Quentin Tarantino sues Gawker website after it publishes screenplay to next film The Hateful Eight
Quentin Tarantino is reportedly suing US website Gawker Media after a draft script to his follow up to the Oscar-winning Django Unchained was leaked online.
The maverick film maker claims he was left “very, very depressed” when links to the script of The Hateful Eight appeared on Gawker’s Defamer blog. Describing the leak as a “betrayal”, he has suspended work on the project and, according to the Hollywood Reporter, has now filed a lawsuit in Los Angeles.
Tarantino previously claimed he gave copies of script to six people, including the Reservoir Dogs stars Michael Madsen and Tim Roth, and the veteran actor Bruce Dern. Tarantino also named Reggie Hudlin, a producer on Django Unchained, as one of the six. The director has since said he has discounted Roth as a suspect.
Suspicions intensified last Thursday after a link to the script appeared under on Gawker’s Defamer blog under the title: "Here Is the Leaked Quentin Tarantino Hateful Eight Script". It quickly gathered momentum on social media, even prompting speculation that it was a carefully-orchestrated pre-publicity stunt.
That version of events was dismissed on Monday after Mr Tarantino’s lawyers claimed that Gawker has made a “business of predatory journalism, violating people's rights to make a buck". Extracts from the lawsuit, filed in Los Angeles, said: “Rather than merely publishing a news story reporting that Plaintiff's screenplay may have been circulating in Hollywood without his permission, Gawker Media crossed the journalistic line by promoting itself to the public as the first source to read the entire Screenplay illegally."
The director of Pulp Fiction and Reservoir Dogs has reportedly suspended work on the film and is considering releasing it as a book. He told the entertainment website Deadline that because he could not trust the six confidantes he showed the script to and that he "no desire to make it. I'll publish it. I'm done."

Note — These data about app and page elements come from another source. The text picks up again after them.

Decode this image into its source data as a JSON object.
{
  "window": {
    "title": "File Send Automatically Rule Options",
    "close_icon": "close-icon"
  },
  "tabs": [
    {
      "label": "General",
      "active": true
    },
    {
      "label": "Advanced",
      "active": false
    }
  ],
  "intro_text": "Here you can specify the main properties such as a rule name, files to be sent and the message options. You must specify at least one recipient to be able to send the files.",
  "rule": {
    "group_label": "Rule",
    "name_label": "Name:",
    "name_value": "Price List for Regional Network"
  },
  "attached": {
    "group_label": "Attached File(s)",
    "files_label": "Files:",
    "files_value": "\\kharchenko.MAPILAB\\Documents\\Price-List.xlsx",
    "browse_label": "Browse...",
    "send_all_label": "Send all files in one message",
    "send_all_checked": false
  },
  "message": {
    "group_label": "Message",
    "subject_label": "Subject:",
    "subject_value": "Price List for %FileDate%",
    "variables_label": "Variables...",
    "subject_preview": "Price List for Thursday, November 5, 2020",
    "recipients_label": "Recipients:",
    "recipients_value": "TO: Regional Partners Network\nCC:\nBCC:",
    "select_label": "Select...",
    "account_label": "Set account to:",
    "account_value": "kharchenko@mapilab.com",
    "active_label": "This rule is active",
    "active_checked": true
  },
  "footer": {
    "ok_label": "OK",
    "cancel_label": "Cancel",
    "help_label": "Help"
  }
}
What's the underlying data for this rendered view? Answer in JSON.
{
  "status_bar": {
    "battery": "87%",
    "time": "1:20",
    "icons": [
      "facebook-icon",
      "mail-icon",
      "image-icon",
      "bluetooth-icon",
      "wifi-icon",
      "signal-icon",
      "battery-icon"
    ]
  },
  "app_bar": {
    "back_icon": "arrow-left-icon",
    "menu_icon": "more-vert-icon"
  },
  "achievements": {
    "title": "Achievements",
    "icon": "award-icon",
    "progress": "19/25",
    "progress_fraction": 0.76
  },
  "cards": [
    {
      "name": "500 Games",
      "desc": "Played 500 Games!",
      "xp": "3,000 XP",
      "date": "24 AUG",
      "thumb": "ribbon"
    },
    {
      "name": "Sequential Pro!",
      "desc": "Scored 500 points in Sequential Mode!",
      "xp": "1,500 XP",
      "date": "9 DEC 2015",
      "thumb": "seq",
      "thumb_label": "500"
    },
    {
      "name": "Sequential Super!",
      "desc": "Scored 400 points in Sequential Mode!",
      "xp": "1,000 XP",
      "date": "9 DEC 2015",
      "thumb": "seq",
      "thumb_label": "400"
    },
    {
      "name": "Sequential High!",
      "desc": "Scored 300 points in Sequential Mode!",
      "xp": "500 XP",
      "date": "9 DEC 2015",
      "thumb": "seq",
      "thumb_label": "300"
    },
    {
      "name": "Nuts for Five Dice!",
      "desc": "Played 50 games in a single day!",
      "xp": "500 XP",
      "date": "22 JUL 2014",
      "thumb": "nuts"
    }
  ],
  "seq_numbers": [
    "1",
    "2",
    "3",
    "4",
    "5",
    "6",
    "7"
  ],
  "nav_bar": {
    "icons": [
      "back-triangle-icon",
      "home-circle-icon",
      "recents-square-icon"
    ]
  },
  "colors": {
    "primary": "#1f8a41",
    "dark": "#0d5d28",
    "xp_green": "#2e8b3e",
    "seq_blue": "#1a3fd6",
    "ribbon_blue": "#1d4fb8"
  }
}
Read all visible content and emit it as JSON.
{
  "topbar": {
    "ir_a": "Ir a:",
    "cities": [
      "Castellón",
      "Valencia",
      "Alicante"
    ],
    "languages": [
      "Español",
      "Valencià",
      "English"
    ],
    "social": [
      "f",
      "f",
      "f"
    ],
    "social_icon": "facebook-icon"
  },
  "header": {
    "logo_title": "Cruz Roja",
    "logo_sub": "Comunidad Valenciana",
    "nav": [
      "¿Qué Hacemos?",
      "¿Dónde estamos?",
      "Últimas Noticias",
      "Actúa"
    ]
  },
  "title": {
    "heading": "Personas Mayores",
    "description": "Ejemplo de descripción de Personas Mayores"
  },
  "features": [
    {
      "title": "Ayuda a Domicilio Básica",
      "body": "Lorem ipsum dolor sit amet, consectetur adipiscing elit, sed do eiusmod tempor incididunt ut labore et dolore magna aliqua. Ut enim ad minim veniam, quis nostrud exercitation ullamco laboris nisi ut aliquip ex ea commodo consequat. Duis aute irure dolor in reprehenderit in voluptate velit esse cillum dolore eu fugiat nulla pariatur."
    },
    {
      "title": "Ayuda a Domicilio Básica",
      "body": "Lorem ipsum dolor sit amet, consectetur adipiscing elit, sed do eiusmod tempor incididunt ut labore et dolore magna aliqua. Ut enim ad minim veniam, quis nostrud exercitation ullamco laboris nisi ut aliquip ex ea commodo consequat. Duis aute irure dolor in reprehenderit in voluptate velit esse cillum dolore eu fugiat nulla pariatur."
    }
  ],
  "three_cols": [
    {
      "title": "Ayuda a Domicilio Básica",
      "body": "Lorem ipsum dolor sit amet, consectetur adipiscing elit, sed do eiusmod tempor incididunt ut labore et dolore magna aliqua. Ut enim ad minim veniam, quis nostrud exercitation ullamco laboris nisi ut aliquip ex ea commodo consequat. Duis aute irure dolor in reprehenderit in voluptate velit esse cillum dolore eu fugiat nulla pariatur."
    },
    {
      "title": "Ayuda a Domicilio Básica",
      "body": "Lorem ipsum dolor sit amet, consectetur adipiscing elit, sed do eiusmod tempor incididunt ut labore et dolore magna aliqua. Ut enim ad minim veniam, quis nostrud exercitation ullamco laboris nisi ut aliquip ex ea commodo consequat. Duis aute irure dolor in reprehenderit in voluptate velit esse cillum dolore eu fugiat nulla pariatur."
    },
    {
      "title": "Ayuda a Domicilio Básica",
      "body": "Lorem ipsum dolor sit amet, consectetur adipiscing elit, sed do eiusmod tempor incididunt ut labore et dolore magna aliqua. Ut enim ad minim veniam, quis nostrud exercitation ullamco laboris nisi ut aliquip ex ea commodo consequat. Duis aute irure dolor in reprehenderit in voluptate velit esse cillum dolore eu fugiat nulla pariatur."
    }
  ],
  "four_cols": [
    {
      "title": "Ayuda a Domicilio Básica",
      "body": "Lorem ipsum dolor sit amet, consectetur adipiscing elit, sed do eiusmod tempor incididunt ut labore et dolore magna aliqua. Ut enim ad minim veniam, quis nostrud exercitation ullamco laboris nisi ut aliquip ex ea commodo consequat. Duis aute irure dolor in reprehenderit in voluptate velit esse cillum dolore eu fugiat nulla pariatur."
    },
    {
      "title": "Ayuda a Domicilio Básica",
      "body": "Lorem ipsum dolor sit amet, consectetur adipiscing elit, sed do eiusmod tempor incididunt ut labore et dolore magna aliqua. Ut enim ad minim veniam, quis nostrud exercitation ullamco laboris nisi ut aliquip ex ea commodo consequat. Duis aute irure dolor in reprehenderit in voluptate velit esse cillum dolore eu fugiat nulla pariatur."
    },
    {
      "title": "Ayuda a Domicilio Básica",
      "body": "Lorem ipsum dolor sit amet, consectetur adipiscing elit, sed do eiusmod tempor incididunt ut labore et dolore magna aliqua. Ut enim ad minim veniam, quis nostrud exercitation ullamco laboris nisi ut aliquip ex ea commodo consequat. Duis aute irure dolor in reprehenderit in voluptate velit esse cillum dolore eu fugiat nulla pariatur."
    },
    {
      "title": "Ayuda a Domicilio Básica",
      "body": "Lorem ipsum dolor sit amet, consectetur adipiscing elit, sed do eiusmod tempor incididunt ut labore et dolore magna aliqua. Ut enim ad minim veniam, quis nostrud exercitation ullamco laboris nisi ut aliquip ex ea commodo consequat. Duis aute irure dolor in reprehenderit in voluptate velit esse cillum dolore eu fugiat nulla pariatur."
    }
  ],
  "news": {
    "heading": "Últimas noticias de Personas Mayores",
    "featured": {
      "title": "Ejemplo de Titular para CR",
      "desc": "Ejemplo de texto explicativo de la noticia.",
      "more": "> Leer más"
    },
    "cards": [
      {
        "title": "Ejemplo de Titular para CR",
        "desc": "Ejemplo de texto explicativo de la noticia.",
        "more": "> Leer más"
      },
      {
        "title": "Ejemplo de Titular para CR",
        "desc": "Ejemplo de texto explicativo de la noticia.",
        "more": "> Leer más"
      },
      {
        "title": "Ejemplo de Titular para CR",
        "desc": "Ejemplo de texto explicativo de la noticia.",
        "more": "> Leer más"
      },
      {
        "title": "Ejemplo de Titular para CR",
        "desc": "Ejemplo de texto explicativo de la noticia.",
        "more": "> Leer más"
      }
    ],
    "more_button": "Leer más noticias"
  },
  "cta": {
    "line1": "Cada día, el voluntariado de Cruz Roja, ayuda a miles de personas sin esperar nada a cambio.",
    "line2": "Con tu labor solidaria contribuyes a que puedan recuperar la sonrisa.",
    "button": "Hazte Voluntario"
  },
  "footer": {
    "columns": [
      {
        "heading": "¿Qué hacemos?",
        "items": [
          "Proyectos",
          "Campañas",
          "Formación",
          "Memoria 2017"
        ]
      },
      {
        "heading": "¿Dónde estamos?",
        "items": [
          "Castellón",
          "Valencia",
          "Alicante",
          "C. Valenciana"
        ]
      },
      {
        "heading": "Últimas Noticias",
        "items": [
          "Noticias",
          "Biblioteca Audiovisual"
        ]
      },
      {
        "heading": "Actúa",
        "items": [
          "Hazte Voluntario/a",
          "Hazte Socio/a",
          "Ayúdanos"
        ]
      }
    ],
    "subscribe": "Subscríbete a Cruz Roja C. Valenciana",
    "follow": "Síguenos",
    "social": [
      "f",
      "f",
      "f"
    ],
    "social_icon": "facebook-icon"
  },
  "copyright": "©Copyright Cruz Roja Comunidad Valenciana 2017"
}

A spokesperson for Gawker told The Hollywood Reporter that they were yet to see the lawsuit.
Independent News Service